Part of our traditional Christmas celebration is going out to see movies. This year we saw Lincoln, which was even better than I thought it would be. Daniel Day-Lewis is a genius, as you don’t need me to point out, and Tommy Lee Jones was given a substantial amount of scenery to chew. The cast was uniformly excellent, especially Sally Field and David Strathairn, not to mention a nearly-unrecognizable James Spader. As you would expect from a Spielberg film, the pacing and cinematography were outstanding, and the usual Spielbergian sentimentality was almost entirely absent. Tony Kushner’s screenplay was witty, warm, and erudite. Perhaps most impressively, the film managed to make fights over Congressional procedures and vote-wrangling seem action-packed, even when the outcome of the vote was (presumably) known perfectly well to the audience. The movie could have been titled “House of Representatives” rather than “Lincoln,” although that might have had a somewhat depressing effect at the box office.
You can’t tell a story based on historical events, however, without people comparing your tale to reality — just like science-fiction stories will always be compared to plausible science. My impression is that Lincoln comes out pretty well on the historical-accuracy scorecard, although there are inevitable hiccups. Some of these just seem annoying and unnecessary. At one point Spader’s character mentions that Lincoln’s face appears on fifty-cent pieces; this adds nothing to the dialogue and throws the viewer out of the film, as most people know that living Presidents don’t appear on currency.
Beyond the simple standards of accuracy, an historical film inevitably requires choices of what parts of the story to tell, and which to leave behind. Lincoln manages to avoid the temptation to romanticize the Southern Cause (or really the Civil War at all) in any way — a temptation that has proven remarkably powerful for previous generations of filmmakers. But there are valid criticisms, and Ta-Nehisi Coates has a nuanced take as usual. (Some give and take with Kushner here and here.) There’s no doubt that the movie gives us a top-down, Great (White) Man, Hollywoodized view of historical events. White House servants Elizabeth Keckley, who in real life was an activist and organizer, is portrayed as a silent sufferer and blank-faced icon of moral worthiness. Frederick Douglass, the black abolitionist who was an important influence on Lincoln, is completely absent from the movie. And Lincoln himself is allowed to exhibit personal flaws and impatience when dealing with his wife, but is portrayed as a resolute believer in racial equality. He may have been, late in his life, but it was quite the journey to get there; there are many statements by Lincoln in the record of his complete rejection of fundamental equality, and he long believed that blacks should be moved back to a colony in Africa.

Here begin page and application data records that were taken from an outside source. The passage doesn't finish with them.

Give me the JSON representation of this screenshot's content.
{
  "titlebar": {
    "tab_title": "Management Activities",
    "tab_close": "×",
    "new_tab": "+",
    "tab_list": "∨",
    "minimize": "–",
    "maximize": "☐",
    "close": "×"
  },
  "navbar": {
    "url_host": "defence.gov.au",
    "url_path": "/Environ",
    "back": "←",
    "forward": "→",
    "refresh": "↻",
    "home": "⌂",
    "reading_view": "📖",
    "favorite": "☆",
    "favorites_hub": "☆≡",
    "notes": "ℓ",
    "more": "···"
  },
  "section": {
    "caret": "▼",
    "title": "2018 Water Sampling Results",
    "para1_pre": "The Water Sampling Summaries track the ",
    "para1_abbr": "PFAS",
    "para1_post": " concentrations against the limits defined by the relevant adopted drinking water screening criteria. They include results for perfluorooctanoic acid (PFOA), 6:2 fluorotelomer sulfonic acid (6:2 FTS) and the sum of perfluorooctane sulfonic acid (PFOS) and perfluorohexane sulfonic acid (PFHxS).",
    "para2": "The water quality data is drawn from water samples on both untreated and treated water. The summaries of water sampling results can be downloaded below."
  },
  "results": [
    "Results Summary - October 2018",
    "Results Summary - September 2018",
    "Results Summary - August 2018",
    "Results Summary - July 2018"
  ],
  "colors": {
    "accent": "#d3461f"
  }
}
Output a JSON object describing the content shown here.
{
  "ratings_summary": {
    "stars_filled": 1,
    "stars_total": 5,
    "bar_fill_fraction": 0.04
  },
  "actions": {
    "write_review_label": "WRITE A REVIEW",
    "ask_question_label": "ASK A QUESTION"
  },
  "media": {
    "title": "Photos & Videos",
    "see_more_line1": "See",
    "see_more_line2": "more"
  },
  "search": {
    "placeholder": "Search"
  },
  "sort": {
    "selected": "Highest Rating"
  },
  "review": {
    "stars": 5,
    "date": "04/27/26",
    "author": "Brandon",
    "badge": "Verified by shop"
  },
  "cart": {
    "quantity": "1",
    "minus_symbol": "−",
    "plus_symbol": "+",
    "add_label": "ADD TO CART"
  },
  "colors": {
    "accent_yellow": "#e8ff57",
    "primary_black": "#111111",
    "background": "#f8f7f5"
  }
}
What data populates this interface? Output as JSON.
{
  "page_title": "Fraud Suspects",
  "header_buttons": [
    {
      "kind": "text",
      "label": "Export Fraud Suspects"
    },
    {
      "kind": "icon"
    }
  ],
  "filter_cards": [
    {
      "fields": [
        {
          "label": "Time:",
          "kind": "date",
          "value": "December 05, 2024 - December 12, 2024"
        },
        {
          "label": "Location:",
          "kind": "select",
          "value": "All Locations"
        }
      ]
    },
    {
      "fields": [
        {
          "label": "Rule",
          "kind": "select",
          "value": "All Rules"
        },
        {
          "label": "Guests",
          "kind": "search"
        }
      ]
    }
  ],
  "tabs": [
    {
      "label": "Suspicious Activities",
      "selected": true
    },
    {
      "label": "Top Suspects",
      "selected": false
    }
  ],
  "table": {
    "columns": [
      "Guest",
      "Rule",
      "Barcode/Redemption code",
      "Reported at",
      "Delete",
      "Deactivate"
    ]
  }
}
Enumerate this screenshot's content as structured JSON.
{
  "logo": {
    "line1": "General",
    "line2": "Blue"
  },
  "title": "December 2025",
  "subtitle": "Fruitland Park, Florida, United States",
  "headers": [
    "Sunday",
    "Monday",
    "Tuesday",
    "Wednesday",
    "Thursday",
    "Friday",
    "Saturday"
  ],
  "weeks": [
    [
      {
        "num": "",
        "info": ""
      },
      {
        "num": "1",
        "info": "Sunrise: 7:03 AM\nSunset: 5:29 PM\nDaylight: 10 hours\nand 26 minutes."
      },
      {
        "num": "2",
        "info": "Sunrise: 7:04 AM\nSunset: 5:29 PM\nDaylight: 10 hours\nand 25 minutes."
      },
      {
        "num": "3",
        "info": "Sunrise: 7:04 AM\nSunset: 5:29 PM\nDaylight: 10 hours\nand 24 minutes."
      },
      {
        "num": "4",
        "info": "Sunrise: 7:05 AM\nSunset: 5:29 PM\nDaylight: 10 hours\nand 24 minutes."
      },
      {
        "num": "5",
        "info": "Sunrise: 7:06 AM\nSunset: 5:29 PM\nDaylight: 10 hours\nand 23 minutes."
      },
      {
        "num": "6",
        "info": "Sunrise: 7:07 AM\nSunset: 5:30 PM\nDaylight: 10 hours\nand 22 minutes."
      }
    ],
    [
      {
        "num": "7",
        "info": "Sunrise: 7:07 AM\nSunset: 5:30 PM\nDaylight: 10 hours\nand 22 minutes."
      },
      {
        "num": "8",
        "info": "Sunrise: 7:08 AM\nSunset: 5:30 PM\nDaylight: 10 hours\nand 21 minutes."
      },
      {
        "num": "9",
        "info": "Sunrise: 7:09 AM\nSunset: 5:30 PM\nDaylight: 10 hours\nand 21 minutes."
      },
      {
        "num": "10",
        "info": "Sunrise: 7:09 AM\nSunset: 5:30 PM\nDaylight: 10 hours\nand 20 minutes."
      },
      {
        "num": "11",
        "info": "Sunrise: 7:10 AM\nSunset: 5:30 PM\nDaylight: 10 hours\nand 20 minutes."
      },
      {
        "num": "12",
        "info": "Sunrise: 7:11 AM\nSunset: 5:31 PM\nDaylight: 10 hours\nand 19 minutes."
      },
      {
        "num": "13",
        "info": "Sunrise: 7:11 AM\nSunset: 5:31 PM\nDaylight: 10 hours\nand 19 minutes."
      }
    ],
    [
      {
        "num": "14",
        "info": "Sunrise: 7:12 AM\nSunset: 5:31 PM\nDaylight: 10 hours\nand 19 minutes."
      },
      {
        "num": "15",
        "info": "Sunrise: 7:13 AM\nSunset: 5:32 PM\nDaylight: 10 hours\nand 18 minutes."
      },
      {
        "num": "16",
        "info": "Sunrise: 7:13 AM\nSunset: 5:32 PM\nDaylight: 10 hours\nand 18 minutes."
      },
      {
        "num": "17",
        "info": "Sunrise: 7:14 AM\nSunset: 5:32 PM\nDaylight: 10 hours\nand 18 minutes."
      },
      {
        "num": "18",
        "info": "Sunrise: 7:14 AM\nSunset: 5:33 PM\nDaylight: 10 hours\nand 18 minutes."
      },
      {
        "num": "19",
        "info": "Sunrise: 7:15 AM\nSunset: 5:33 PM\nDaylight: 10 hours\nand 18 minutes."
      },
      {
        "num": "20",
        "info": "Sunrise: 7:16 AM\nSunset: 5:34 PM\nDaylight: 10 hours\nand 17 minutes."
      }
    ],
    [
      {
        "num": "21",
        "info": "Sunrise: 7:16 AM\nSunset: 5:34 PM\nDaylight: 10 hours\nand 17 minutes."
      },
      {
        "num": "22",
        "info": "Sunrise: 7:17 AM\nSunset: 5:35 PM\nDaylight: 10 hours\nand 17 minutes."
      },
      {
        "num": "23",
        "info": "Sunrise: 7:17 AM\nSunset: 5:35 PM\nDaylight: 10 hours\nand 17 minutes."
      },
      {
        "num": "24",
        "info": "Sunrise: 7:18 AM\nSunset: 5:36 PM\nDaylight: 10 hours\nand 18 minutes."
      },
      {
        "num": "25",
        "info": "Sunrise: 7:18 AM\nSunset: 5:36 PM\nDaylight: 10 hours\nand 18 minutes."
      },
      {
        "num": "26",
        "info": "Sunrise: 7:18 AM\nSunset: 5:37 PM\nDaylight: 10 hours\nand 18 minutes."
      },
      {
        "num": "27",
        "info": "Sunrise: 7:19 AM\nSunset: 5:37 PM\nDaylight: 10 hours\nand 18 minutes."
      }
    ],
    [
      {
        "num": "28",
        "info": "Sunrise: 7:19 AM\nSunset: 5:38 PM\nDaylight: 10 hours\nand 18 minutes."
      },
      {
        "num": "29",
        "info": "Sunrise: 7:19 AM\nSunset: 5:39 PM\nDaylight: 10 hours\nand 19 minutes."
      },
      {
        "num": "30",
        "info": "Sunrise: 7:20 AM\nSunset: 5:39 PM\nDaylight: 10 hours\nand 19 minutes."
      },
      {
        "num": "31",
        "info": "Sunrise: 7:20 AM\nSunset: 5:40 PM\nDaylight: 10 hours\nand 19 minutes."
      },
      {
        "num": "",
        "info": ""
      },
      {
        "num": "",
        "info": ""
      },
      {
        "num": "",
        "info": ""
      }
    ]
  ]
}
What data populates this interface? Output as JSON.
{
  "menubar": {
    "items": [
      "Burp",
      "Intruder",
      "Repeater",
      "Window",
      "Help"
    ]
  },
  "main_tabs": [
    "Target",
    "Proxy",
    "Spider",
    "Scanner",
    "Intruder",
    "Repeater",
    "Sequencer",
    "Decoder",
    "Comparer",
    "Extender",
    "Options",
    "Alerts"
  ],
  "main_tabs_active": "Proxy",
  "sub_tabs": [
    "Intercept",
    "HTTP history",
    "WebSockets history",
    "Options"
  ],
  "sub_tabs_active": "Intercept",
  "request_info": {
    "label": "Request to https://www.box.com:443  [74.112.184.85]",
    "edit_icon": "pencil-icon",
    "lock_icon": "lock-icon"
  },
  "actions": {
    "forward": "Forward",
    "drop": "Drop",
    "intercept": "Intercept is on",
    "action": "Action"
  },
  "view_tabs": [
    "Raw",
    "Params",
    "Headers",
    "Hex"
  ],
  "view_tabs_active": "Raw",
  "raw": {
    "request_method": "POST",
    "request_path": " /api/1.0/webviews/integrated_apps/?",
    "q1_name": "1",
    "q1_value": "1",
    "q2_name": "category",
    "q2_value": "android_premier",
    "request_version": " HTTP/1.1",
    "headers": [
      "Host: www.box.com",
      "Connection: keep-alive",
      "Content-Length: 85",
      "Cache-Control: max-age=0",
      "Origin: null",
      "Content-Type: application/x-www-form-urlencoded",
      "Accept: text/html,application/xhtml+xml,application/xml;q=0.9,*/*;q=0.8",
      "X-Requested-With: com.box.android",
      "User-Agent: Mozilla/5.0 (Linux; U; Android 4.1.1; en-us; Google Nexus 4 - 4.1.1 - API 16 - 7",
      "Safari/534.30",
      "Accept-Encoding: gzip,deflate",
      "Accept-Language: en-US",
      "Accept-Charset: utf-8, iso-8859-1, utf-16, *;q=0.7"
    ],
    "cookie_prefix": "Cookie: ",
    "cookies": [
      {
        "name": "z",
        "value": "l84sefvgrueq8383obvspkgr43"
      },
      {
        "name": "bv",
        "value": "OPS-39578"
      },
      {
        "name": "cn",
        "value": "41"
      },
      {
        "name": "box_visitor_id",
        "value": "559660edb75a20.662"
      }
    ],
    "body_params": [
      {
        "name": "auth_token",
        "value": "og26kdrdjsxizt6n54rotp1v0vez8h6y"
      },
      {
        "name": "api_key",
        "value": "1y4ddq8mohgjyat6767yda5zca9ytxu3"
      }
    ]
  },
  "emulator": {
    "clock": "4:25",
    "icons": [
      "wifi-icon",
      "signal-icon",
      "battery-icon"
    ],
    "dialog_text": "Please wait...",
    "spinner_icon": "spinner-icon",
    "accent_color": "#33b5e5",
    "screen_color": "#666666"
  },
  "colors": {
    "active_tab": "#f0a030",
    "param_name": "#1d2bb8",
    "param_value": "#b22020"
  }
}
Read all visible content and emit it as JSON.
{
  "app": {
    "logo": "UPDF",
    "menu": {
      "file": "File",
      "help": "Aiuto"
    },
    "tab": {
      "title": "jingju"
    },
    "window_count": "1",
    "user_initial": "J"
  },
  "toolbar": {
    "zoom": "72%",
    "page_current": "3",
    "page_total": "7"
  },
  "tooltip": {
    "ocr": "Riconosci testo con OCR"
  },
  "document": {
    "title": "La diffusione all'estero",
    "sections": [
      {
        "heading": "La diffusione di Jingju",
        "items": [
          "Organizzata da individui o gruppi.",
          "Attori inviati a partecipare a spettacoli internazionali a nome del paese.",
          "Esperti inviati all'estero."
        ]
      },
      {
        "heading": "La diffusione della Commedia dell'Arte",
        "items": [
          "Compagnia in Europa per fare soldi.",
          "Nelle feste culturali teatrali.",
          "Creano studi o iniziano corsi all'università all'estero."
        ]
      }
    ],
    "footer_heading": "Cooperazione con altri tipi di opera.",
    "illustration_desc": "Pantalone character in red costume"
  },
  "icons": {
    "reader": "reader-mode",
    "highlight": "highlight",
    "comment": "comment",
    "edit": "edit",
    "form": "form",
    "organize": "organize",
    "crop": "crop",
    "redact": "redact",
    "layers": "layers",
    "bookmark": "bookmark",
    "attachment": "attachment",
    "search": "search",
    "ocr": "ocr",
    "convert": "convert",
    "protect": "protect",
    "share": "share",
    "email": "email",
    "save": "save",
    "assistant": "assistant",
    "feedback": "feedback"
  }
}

He evolved from those views, as far as anyone can tell when trying to understand the true feelings of someone who was admittedly a brilliant politician. But evolution is interesting, and in Lincoln we don’t see any from the main character. Maybe as a country we’re ready to see the secession of the South in unromantic terms, but we’re not quite prepared to view the Northern heroes with all their human flaws.